Records excerpted from a collection ▸
=== Section Start ===

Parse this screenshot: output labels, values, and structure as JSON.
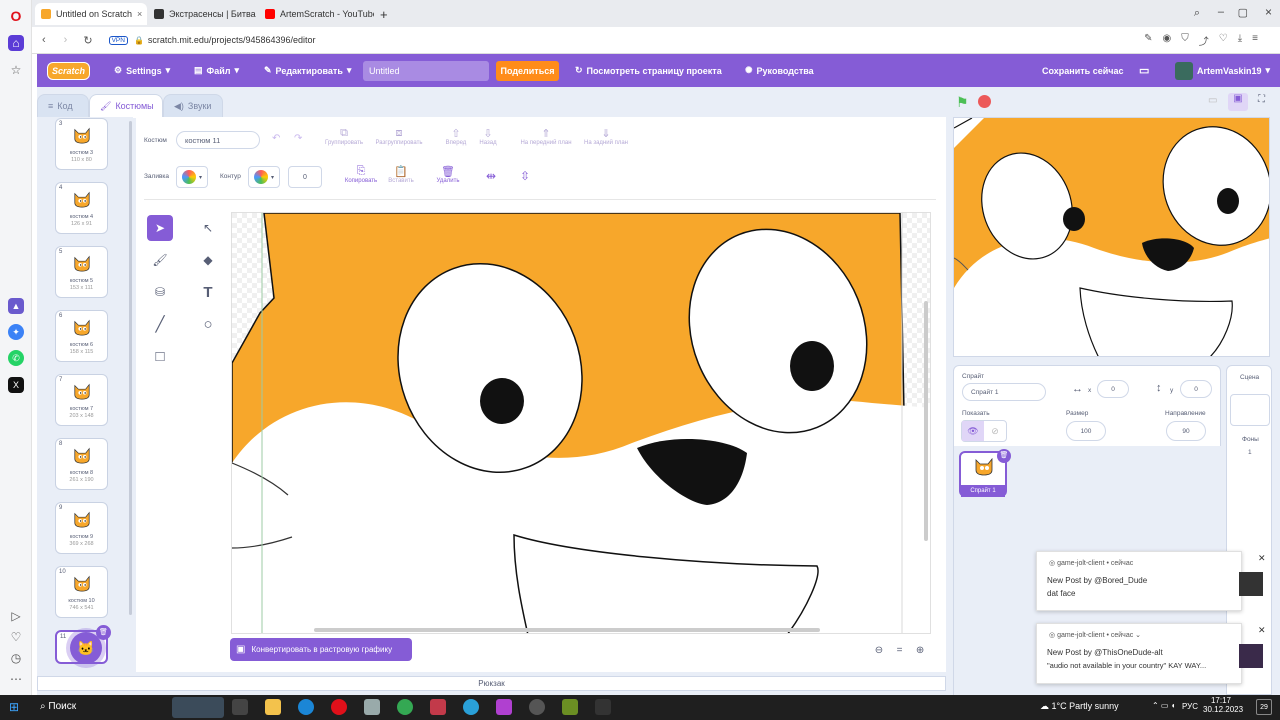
{
  "browser": {
    "tabs": [
      {
        "label": "Untitled on Scratch",
        "color": "#f7a72b"
      },
      {
        "label": "Экстрасенсы | Битва сил...",
        "color": "#333333"
      },
      {
        "label": "ArtemScratch - YouTube",
        "color": "#ff0000"
      }
    ],
    "new_tab": "+",
    "url": "scratch.mit.edu/projects/945864396/editor",
    "vpn": "VPN"
  },
  "menu": {
    "logo": "Scratch",
    "settings": "Settings",
    "file": "Файл",
    "edit": "Редактировать",
    "project_title": "Untitled",
    "share": "Поделиться",
    "see_project": "Посмотреть страницу проекта",
    "tutorials": "Руководства",
    "save_now": "Сохранить сейчас",
    "username": "ArtemVaskin19"
  },
  "editor_tabs": {
    "code": "Код",
    "costumes": "Костюмы",
    "sounds": "Звуки"
  },
  "costumes": [
    {
      "num": "3",
      "name": "костюм 3",
      "size": "110 x 80"
    },
    {
      "num": "4",
      "name": "костюм 4",
      "size": "126 x 91"
    },
    {
      "num": "5",
      "name": "костюм 5",
      "size": "153 x 111"
    },
    {
      "num": "6",
      "name": "костюм 6",
      "size": "158 x 115"
    },
    {
      "num": "7",
      "name": "костюм 7",
      "size": "203 x 148"
    },
    {
      "num": "8",
      "name": "костюм 8",
      "size": "261 x 190"
    },
    {
      "num": "9",
      "name": "костюм 9",
      "size": "369 x 268"
    },
    {
      "num": "10",
      "name": "костюм 10",
      "size": "746 x 541"
    },
    {
      "num": "11",
      "name": "",
      "size": ""
    }
  ],
  "paint": {
    "costume_label": "Костюм",
    "costume_name": "костюм 11",
    "group": "Группировать",
    "ungroup": "Разгруппировать",
    "forward": "Вперед",
    "backward": "Назад",
    "front": "На передний план",
    "back": "На задний план",
    "fill_label": "Заливка",
    "outline_label": "Контур",
    "outline_value": "0",
    "copy": "Копировать",
    "paste": "Вставить",
    "delete": "Удалить",
    "convert": "Конвертировать в растровую графику",
    "zoom_reset": "="
  },
  "sprite": {
    "label": "Спрайт",
    "name": "Спрайт 1",
    "x_label": "x",
    "x": "0",
    "y_label": "y",
    "y": "0",
    "show_label": "Показать",
    "size_label": "Размер",
    "size": "100",
    "direction_label": "Направление",
    "direction": "90",
    "thumb_name": "Спрайт 1"
  },
  "stage_panel": {
    "label": "Сцена",
    "backdrops_label": "Фоны",
    "backdrops_count": "1"
  },
  "backpack": "Рюкзак",
  "notifications": [
    {
      "app": "game-jolt-client",
      "time": "сейчас",
      "title": "New Post by @Bored_Dude",
      "body": "dat face"
    },
    {
      "app": "game-jolt-client",
      "time": "сейчас",
      "title": "New Post by @ThisOneDude-alt",
      "body": "\"audio not available in your country\" KAY WAY..."
    }
  ],
  "taskbar": {
    "search": "Поиск",
    "weather": "1°C  Partly sunny",
    "lang": "РУС",
    "time": "17:17",
    "date": "30.12.2023",
    "notif_count": "29"
  },
  "colors": {
    "scratch_purple": "#855cd6",
    "share_orange": "#ff8c1a",
    "cat_orange": "#f7a72b",
    "stage_green": "#4cbf56",
    "stop_red": "#ec5959"
  }
}
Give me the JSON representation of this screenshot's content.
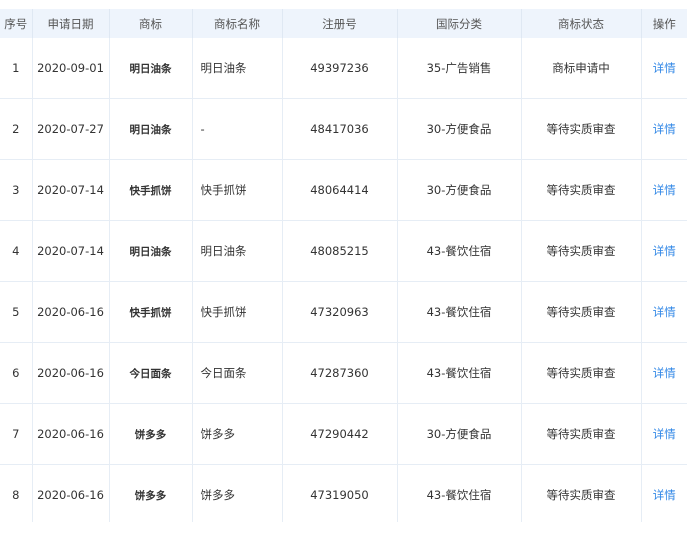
{
  "table": {
    "columns": [
      "序号",
      "申请日期",
      "商标",
      "商标名称",
      "注册号",
      "国际分类",
      "商标状态",
      "操作"
    ],
    "rows": [
      {
        "no": "1",
        "date": "2020-09-01",
        "mark": "明日油条",
        "name": "明日油条",
        "reg": "49397236",
        "cls": "35-广告销售",
        "status": "商标申请中",
        "action": "详情"
      },
      {
        "no": "2",
        "date": "2020-07-27",
        "mark": "明日油条",
        "name": "-",
        "reg": "48417036",
        "cls": "30-方便食品",
        "status": "等待实质审查",
        "action": "详情"
      },
      {
        "no": "3",
        "date": "2020-07-14",
        "mark": "快手抓饼",
        "name": "快手抓饼",
        "reg": "48064414",
        "cls": "30-方便食品",
        "status": "等待实质审查",
        "action": "详情"
      },
      {
        "no": "4",
        "date": "2020-07-14",
        "mark": "明日油条",
        "name": "明日油条",
        "reg": "48085215",
        "cls": "43-餐饮住宿",
        "status": "等待实质审查",
        "action": "详情"
      },
      {
        "no": "5",
        "date": "2020-06-16",
        "mark": "快手抓饼",
        "name": "快手抓饼",
        "reg": "47320963",
        "cls": "43-餐饮住宿",
        "status": "等待实质审查",
        "action": "详情"
      },
      {
        "no": "6",
        "date": "2020-06-16",
        "mark": "今日面条",
        "name": "今日面条",
        "reg": "47287360",
        "cls": "43-餐饮住宿",
        "status": "等待实质审查",
        "action": "详情"
      },
      {
        "no": "7",
        "date": "2020-06-16",
        "mark": "饼多多",
        "name": "饼多多",
        "reg": "47290442",
        "cls": "30-方便食品",
        "status": "等待实质审查",
        "action": "详情"
      },
      {
        "no": "8",
        "date": "2020-06-16",
        "mark": "饼多多",
        "name": "饼多多",
        "reg": "47319050",
        "cls": "43-餐饮住宿",
        "status": "等待实质审查",
        "action": "详情"
      }
    ]
  }
}
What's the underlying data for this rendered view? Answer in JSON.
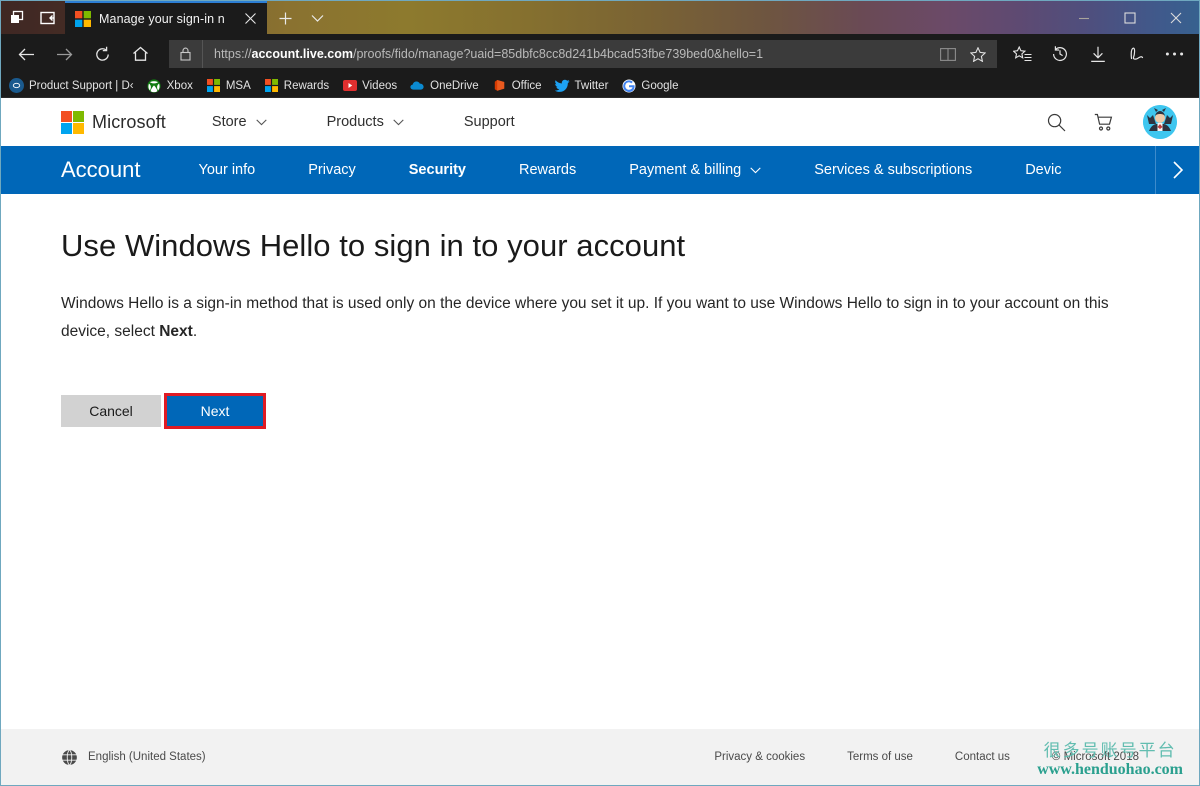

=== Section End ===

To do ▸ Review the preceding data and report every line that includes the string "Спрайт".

Output of the exercise ▸
    "label": "Спрайт",
    "name": "Спрайт 1",
    "thumb_name": "Спрайт 1"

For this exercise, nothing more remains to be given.